Problem description:
Search the records for the string "JSON" and return each line that has it.

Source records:
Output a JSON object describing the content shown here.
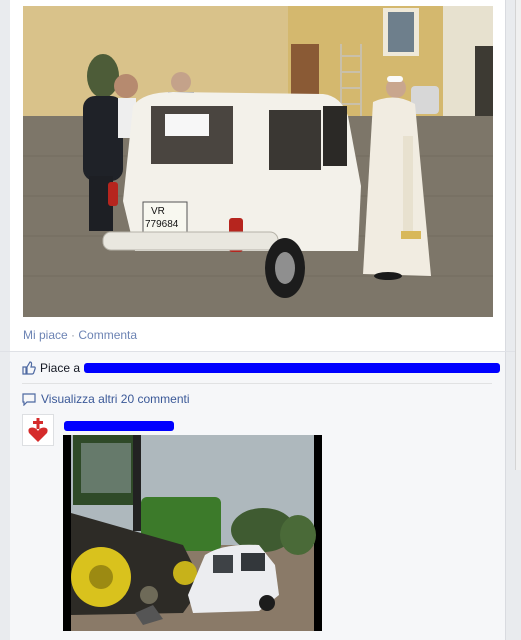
{
  "post": {
    "photo_icon": "photo-car-pope",
    "plate_text": "VR 779684",
    "actions": {
      "like": "Mi piace",
      "separator": "·",
      "comment": "Commenta"
    }
  },
  "feedback": {
    "likes_prefix": "Piace a",
    "more_comments": "Visualizza altri 20 commenti"
  },
  "comment": {
    "avatar_icon": "heart-cross-icon",
    "photo_icon": "photo-tractor-crushed-car"
  },
  "colors": {
    "link": "#6d84b4",
    "redaction": "#0000ff",
    "brand": "#3b5998"
  }
}
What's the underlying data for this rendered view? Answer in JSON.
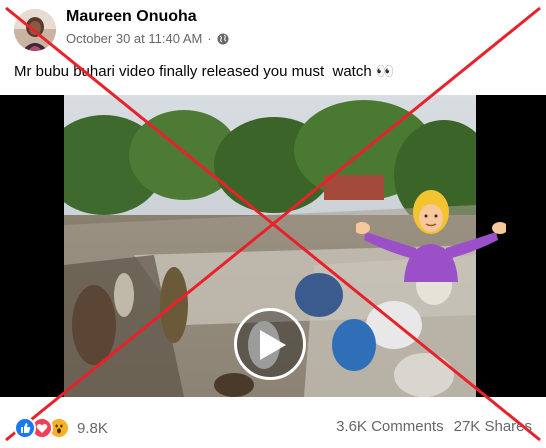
{
  "post": {
    "author": "Maureen Onuoha",
    "timestamp": "October 30 at 11:40 AM",
    "separator": "·",
    "privacy_icon": "globe-icon",
    "text": "Mr bubu buhari video finally released you must  watch 👀"
  },
  "video": {
    "play_icon": "play-icon",
    "overlay_emoji": "woman-shrugging"
  },
  "footer": {
    "reaction_icons": [
      "like-icon",
      "love-icon",
      "wow-icon"
    ],
    "reaction_count": "9.8K",
    "comments": "3.6K Comments",
    "shares": "27K Shares"
  },
  "colors": {
    "cross": "#e8212a",
    "like": "#1877f2",
    "love": "#f33e58",
    "wow": "#f7b125",
    "meta_text": "#65676b"
  }
}
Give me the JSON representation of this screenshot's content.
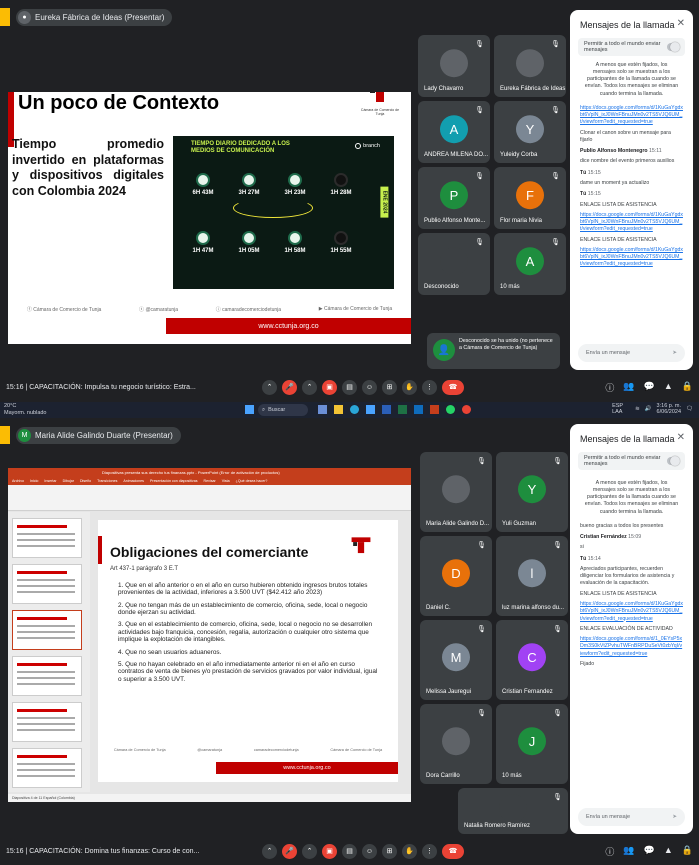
{
  "shot1": {
    "presenter_label": "Eureka Fábrica de Ideas (Presentar)",
    "slide": {
      "title": "Un poco de Contexto",
      "body": "Tiempo promedio invertido en plataformas y dispositivos digitales con Colombia 2024",
      "logo_caption": "Cámara de Comercio de Tunja",
      "infographic": {
        "heading": "TIEMPO DIARIO DEDICADO A LOS MEDIOS DE COMUNICACIÓN",
        "brand": "branch",
        "side_label": "ENE 2024",
        "stats": [
          "6H 43M",
          "3H 27M",
          "3H 23M",
          "1H 28M",
          "1H 47M",
          "1H 05M",
          "1H 58M",
          "1H 55M"
        ]
      },
      "footer_items": [
        "Cámara de Comercio de Tunja",
        "@camaratunja",
        "camaradecomerciodetunja",
        "Cámara de Comercio de Tunja"
      ],
      "url": "www.cctunja.org.co"
    },
    "participants": [
      {
        "name": "Lady Chavarro",
        "initial": "",
        "color": "#5f6368"
      },
      {
        "name": "Eureka Fábrica de Ideas",
        "initial": "",
        "color": "#5f6368"
      },
      {
        "name": "ANDREA MILENA DO...",
        "initial": "A",
        "color": "#129eaf"
      },
      {
        "name": "Yuleidy Corba",
        "initial": "Y",
        "color": "#7b8794"
      },
      {
        "name": "Publio Alfonso Monte...",
        "initial": "P",
        "color": "#1e8e3e"
      },
      {
        "name": "Flor maria Nivia",
        "initial": "F",
        "color": "#e8710a"
      },
      {
        "name": "Desconocido",
        "initial": "",
        "color": "#3c4043"
      },
      {
        "name": "10 más",
        "initial": "A",
        "color": "#1e8e3e"
      }
    ],
    "join_toast": "Desconocido se ha unido (no pertenece a Cámara de Comercio de Tunja)",
    "chat": {
      "title": "Mensajes de la llamada",
      "toggle_label": "Permitir a todo el mundo enviar mensajes",
      "notice": "A menos que estén fijados, los mensajes solo se muestran a los participantes de la llamada cuando se envían. Todos los mensajes se eliminan cuando termina la llamada.",
      "messages": [
        {
          "sender": "",
          "time": "",
          "text": "https://docs.google.com/forms/d/1KuGaYgdxbt6VplN_ixJ0WnFBnuJMn0v2TS5VJQ6UM_t/viewform?edit_requested=true",
          "link": true
        },
        {
          "sender": "",
          "time": "",
          "text": "Clonar el canon sobre un mensaje para fijarlo",
          "link": false
        },
        {
          "sender": "Publio Alfonso Montenegro",
          "time": "15:11",
          "text": "dice nombre del evento primeros auxilios",
          "link": false
        },
        {
          "sender": "Tú",
          "time": "15:15",
          "text": "dame un moment ya actualizo",
          "link": false
        },
        {
          "sender": "Tú",
          "time": "15:15",
          "text": "ENLACE LISTA DE ASISTENCIA",
          "link": false
        },
        {
          "sender": "",
          "time": "",
          "text": "https://docs.google.com/forms/d/1KuGaYgdxbt6VplN_ixJ0WnFBnuJMn0v2TS5VJQ6UM_t/viewform?edit_requested=true",
          "link": true
        },
        {
          "sender": "",
          "time": "",
          "text": "ENLACE LISTA DE ASISTENCIA",
          "link": false
        },
        {
          "sender": "",
          "time": "",
          "text": "https://docs.google.com/forms/d/1KuGaYgdxbt6VplN_ixJ0WnFBnuJMn0v2TS5VJQ6UM_t/viewform?edit_requested=true",
          "link": true
        }
      ],
      "input_placeholder": "Envía un mensaje"
    },
    "bottom": {
      "time": "15:16",
      "meeting": "CAPACITACIÓN: Impulsa tu negocio turístico: Estra..."
    }
  },
  "shot2": {
    "taskbar": {
      "weather_temp": "20°C",
      "weather_desc": "Mayorm. nublado",
      "search": "Buscar",
      "lang": "ESP LAA",
      "clock_time": "3:16 p. m.",
      "clock_date": "6/06/2024"
    },
    "presenter_label": "Maria Alide Galindo Duarte (Presentar)",
    "ppt": {
      "window_title": "Diapositivas presenta sus derecho tus finanzas.pptx - PowerPoint (Error de activación de productos)",
      "tabs": [
        "Archivo",
        "Inicio",
        "Insertar",
        "Dibujar",
        "Diseño",
        "Transiciones",
        "Animaciones",
        "Presentación con diapositivas",
        "Revisar",
        "Vista",
        "¿Qué desea hacer?"
      ],
      "slide_title": "Obligaciones del comerciante",
      "subtitle": "Art 437-1 parágrafo 3 E.T",
      "items": [
        "1. Que en el año anterior o en el año en curso hubieren obtenido ingresos brutos totales provenientes de la actividad, inferiores a 3.500 UVT ($42.412 año 2023)",
        "2. Que no tengan más de un establecimiento de comercio, oficina, sede, local o negocio donde ejerzan su actividad.",
        "3. Que en el establecimiento de comercio, oficina, sede, local o negocio no se desarrollen actividades bajo franquicia, concesión, regalía, autorización o cualquier otro sistema que implique la explotación de intangibles.",
        "4. Que no sean usuarios aduaneros.",
        "5. Que no hayan celebrado en el año inmediatamente anterior ni en el año en curso contratos de venta de bienes y/o prestación de servicios gravados por valor individual, igual o superior a 3.500 UVT."
      ],
      "footer_items": [
        "Cámara de Comercio de Tunja",
        "@camaratunja",
        "camaradecomerciodetunja",
        "Cámara de Comercio de Tunja"
      ],
      "url": "www.cctunja.org.co",
      "status": "Diapositiva 4 de 11   Español (Colombia)"
    },
    "participants": [
      {
        "name": "Maria Alide Galindo D...",
        "initial": "",
        "color": "#5f6368"
      },
      {
        "name": "Yuli Guzman",
        "initial": "Y",
        "color": "#1e8e3e"
      },
      {
        "name": "Daniel C.",
        "initial": "D",
        "color": "#e8710a"
      },
      {
        "name": "luz marina alfonso du...",
        "initial": "l",
        "color": "#7b8794"
      },
      {
        "name": "Melissa Jauregui",
        "initial": "M",
        "color": "#7b8794"
      },
      {
        "name": "Cristian Fernandez",
        "initial": "C",
        "color": "#a142f4"
      },
      {
        "name": "Dora Carrillo",
        "initial": "",
        "color": "#5f6368"
      },
      {
        "name": "10 más",
        "initial": "J",
        "color": "#1e8e3e"
      },
      {
        "name": "Natalia Romero Ramírez",
        "initial": "",
        "color": "#3c4043"
      }
    ],
    "chat": {
      "title": "Mensajes de la llamada",
      "toggle_label": "Permitir a todo el mundo enviar mensajes",
      "notice": "A menos que estén fijados, los mensajes solo se muestran a los participantes de la llamada cuando se envían. Todos los mensajes se eliminan cuando termina la llamada.",
      "messages": [
        {
          "sender": "",
          "time": "",
          "text": "bueno gracias a todos los presentes",
          "link": false
        },
        {
          "sender": "Cristian Fernández",
          "time": "15:09",
          "text": "si",
          "link": false
        },
        {
          "sender": "Tú",
          "time": "15:14",
          "text": "Apreciados participantes, recuerden diligenciar los formularios de asistencia y evaluación de la capacitación.",
          "link": false
        },
        {
          "sender": "",
          "time": "",
          "text": "ENLACE LISTA DE ASISTENCIA",
          "link": false
        },
        {
          "sender": "",
          "time": "",
          "text": "https://docs.google.com/forms/d/1KuGaYgdxbt6VplN_ixJ0WnFBnuJMn0v2TS5VJQ6UM_t/viewform?edit_requested=true",
          "link": true
        },
        {
          "sender": "",
          "time": "",
          "text": "ENLACE EVALUACIÓN DE ACTIVIDAD",
          "link": false
        },
        {
          "sender": "",
          "time": "",
          "text": "https://docs.google.com/forms/d/1_0EYsP5xDm3S0kVtZPvhuTWFnBRPDuSeVt0zbYqI/viewform?edit_requested=true",
          "link": true
        },
        {
          "sender": "",
          "time": "",
          "text": "Fijado",
          "link": false
        }
      ],
      "input_placeholder": "Envía un mensaje"
    },
    "bottom": {
      "time": "15:16",
      "meeting": "CAPACITACIÓN: Domina tus finanzas: Curso de con..."
    }
  },
  "colors": {
    "meet_bg": "#202124",
    "red": "#ea4335",
    "link": "#1a73e8",
    "ppt": "#c43e1c",
    "slide_red": "#c00000"
  }
}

Task solution:
Output a JSON object describing the content shown here.
What's the underlying data for this rendered view? Answer in JSON.
Give me the JSON representation of this screenshot's content.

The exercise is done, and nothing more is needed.